Sequences of neuronal activity in attractor network models

by Henrik Lindén (CB/CSC/KTH)

RB35 ()
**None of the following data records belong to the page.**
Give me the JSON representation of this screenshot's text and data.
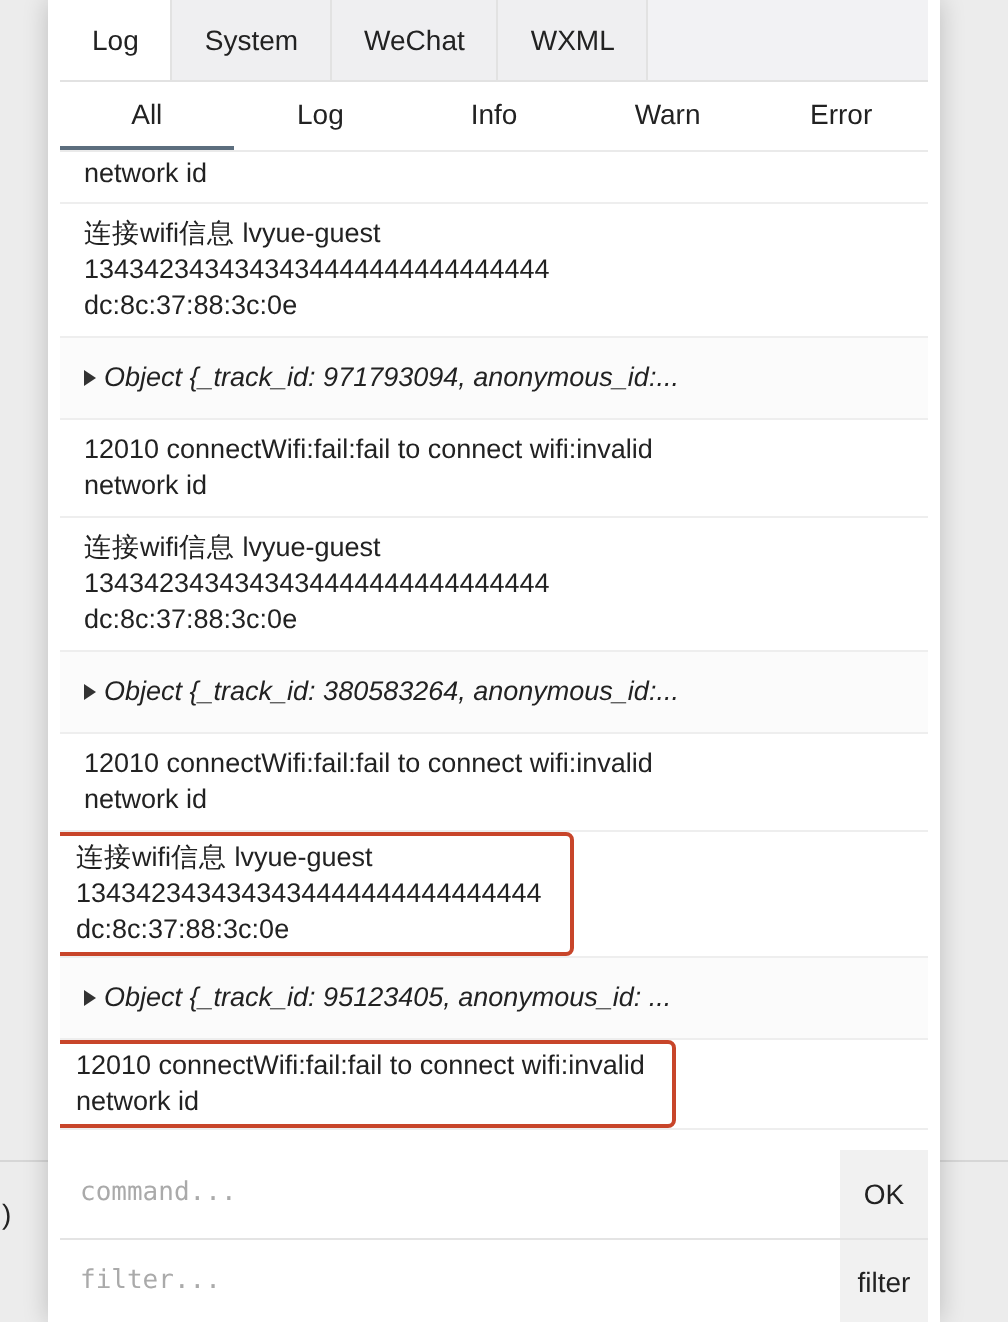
{
  "tabs": [
    {
      "label": "Log",
      "selected": true
    },
    {
      "label": "System",
      "selected": false
    },
    {
      "label": "WeChat",
      "selected": false
    },
    {
      "label": "WXML",
      "selected": false
    }
  ],
  "level_filters": [
    {
      "label": "All",
      "selected": true
    },
    {
      "label": "Log",
      "selected": false
    },
    {
      "label": "Info",
      "selected": false
    },
    {
      "label": "Warn",
      "selected": false
    },
    {
      "label": "Error",
      "selected": false
    }
  ],
  "entries": [
    {
      "kind": "text",
      "lines": [
        "network id"
      ],
      "highlighted": false
    },
    {
      "kind": "text",
      "lines": [
        "连接wifi信息 lvyue-guest",
        "1343423434343434444444444444444",
        "dc:8c:37:88:3c:0e"
      ],
      "highlighted": false
    },
    {
      "kind": "object",
      "lines": [
        "Object {_track_id: 971793094, anonymous_id:..."
      ],
      "highlighted": false
    },
    {
      "kind": "text",
      "lines": [
        "12010 connectWifi:fail:fail to connect wifi:invalid",
        "network id"
      ],
      "highlighted": false
    },
    {
      "kind": "text",
      "lines": [
        "连接wifi信息 lvyue-guest",
        "1343423434343434444444444444444",
        "dc:8c:37:88:3c:0e"
      ],
      "highlighted": false
    },
    {
      "kind": "object",
      "lines": [
        "Object {_track_id: 380583264, anonymous_id:..."
      ],
      "highlighted": false
    },
    {
      "kind": "text",
      "lines": [
        "12010 connectWifi:fail:fail to connect wifi:invalid",
        "network id"
      ],
      "highlighted": false
    },
    {
      "kind": "text",
      "lines": [
        "连接wifi信息 lvyue-guest",
        "1343423434343434444444444444444",
        "dc:8c:37:88:3c:0e"
      ],
      "highlighted": true
    },
    {
      "kind": "object",
      "lines": [
        "Object {_track_id: 95123405, anonymous_id: ..."
      ],
      "highlighted": false
    },
    {
      "kind": "text",
      "lines": [
        "12010 connectWifi:fail:fail to connect wifi:invalid",
        "network id"
      ],
      "highlighted": true
    }
  ],
  "command": {
    "placeholder": "command...",
    "button": "OK"
  },
  "filter": {
    "placeholder": "filter...",
    "button": "filter"
  },
  "edge_text": ")"
}
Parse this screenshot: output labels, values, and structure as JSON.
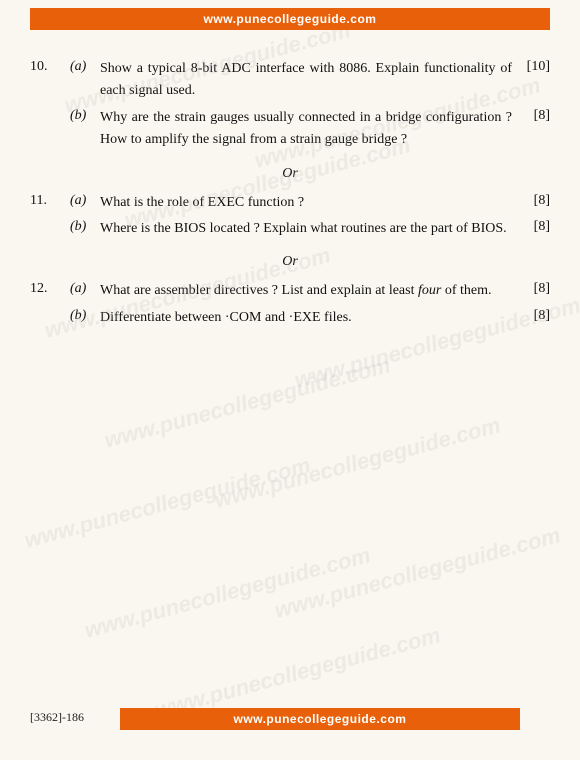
{
  "banners": {
    "top": "www.punecollegeguide.com",
    "bottom": "www.punecollegeguide.com"
  },
  "page_code": "[3362]-186",
  "watermark_text": "www.punecollegeguide.com",
  "or_label": "Or",
  "questions": [
    {
      "number": "10.",
      "parts": [
        {
          "part": "(a)",
          "text": "Show a typical 8-bit ADC interface with 8086. Explain functionality of each signal used.",
          "marks": "[10]"
        },
        {
          "part": "(b)",
          "text": "Why are the strain gauges usually connected in a bridge configuration ? How to amplify the signal from a strain gauge bridge ?",
          "marks": "[8]"
        }
      ]
    },
    {
      "or": true
    },
    {
      "number": "11.",
      "parts": [
        {
          "part": "(a)",
          "text": "What is the role of EXEC function ?",
          "marks": "[8]"
        },
        {
          "part": "(b)",
          "text": "Where is the BIOS located ? Explain what routines are the part of BIOS.",
          "marks": "[8]"
        }
      ]
    },
    {
      "or": true
    },
    {
      "number": "12.",
      "parts": [
        {
          "part": "(a)",
          "text_parts": [
            {
              "text": "What are assembler directives ? List and explain at least ",
              "italic": false
            },
            {
              "text": "four",
              "italic": true
            },
            {
              "text": " of them.",
              "italic": false
            }
          ],
          "marks": "[8]"
        },
        {
          "part": "(b)",
          "text": "Differentiate between ·COM and ·EXE files.",
          "marks": "[8]"
        }
      ]
    }
  ]
}
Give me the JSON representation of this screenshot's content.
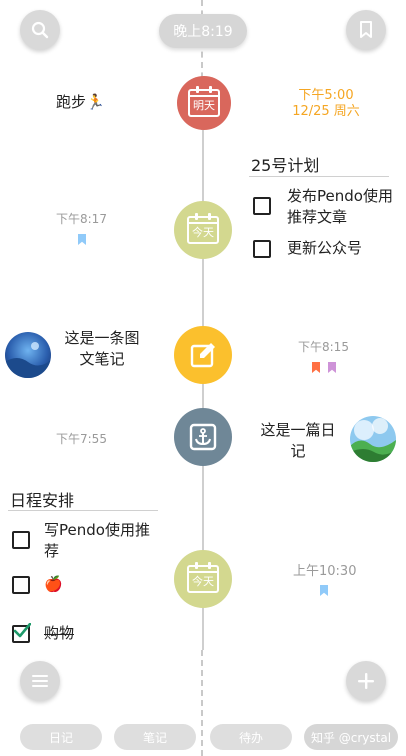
{
  "header": {
    "current_time": "晚上8:19"
  },
  "entries": {
    "run": {
      "text": "跑步🏃",
      "node_label": "明天",
      "time": "下午5:00",
      "date": "12/25 周六"
    },
    "plan": {
      "title": "25号计划",
      "todos": [
        {
          "label_line1": "发布Pendo使用",
          "label_line2": "推荐文章",
          "checked": false
        },
        {
          "label_line1": "更新公众号",
          "label_line2": "",
          "checked": false
        }
      ],
      "time": "下午8:17",
      "node_label": "今天"
    },
    "photo_note": {
      "text_line1": "这是一条图",
      "text_line2": "文笔记",
      "time": "下午8:15"
    },
    "diary": {
      "text_line1": "这是一篇日",
      "text_line2": "记",
      "time": "下午7:55"
    },
    "schedule": {
      "title": "日程安排",
      "todos": [
        {
          "label_line1": "写Pendo使用推",
          "label_line2": "荐",
          "checked": false
        },
        {
          "label_line1": "🍎",
          "label_line2": "",
          "checked": false
        },
        {
          "label_line1": "购物",
          "label_line2": "",
          "checked": true
        }
      ],
      "node_label": "今天",
      "time": "上午10:30"
    }
  },
  "tabs": [
    "日记",
    "笔记",
    "待办",
    "知乎 @crystal"
  ],
  "colors": {
    "tomorrow_node": "#d9675c",
    "today_node": "#d3d88f",
    "note_node": "#fbc02d",
    "diary_node": "#6f8797",
    "accent_orange": "#f5a623",
    "bookmark_blue": "#90caf9",
    "bookmark_orange": "#ff7043",
    "bookmark_purple": "#ce93d8"
  },
  "icons": [
    "search-icon",
    "bookmark-icon",
    "calendar-icon",
    "edit-icon",
    "anchor-icon",
    "menu-icon",
    "plus-icon"
  ]
}
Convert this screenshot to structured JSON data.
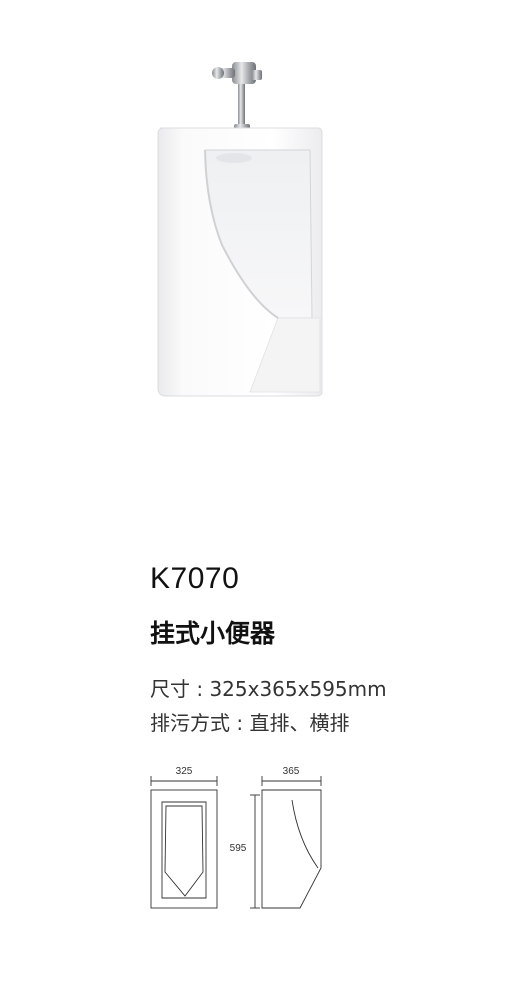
{
  "product": {
    "model": "K7070",
    "name": "挂式小便器",
    "size_line": "尺寸 : 325x365x595mm",
    "drain_line": "排污方式 : 直排、横排"
  },
  "dimensions": {
    "width": "325",
    "depth": "365",
    "height": "595"
  }
}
Many cognitive and motor functions rely on the representation of sensory and internal events over time but is far from understood how neuronal circuits encode sequences of information in a stable fashion. We study a class of attractor memory network in which each memory is stored in a distributed fashion, represented by increased firing in a set of pools of excitatory neurons. Excitatory activity is locally modulated by surrounding inhibitory neurons that thereby generate a type of winner-take-all mechanism. Networks of this type has previously been shown to exhibit switching between low-rate asynchronous activity and high-rate attractor state activations (Lundqvist 2010). This type of memory network is however not capable of storing sequences of information, as there is no reliable association between different attractor states. Here we extend the previous class of attractor network models with specific synaptic projections that associate distinct network states into sequences of neuronal activity, through a combination of fast (AMPA type) and slower (NMDA type) synapses. By combining a mean-field description and simulations of networks of integrate-and-fire neurons we study how the ability to encode and replay sequences of activity depend on the specific structure of the inhibitory microcircuitry and the local balance of excitation and inhibition in the network. Preliminary results show that the network can reliable store spatiotemporal patterns lasting several seconds in networks of just a few thousand neurons. Moreover, excitatory pools can participate multiple times in the sequence, suggesting that neuronal networks of this type can underly a combinatorial code in which information at one step of the sequence is represented by the combination of active excitatory pools. Lundqvist, M., Compte, A., & Lansner, A. (2010). Bistable, irregular firing and population oscillations in a modular attractor memory network. PLoS Computational Biology, 6(6)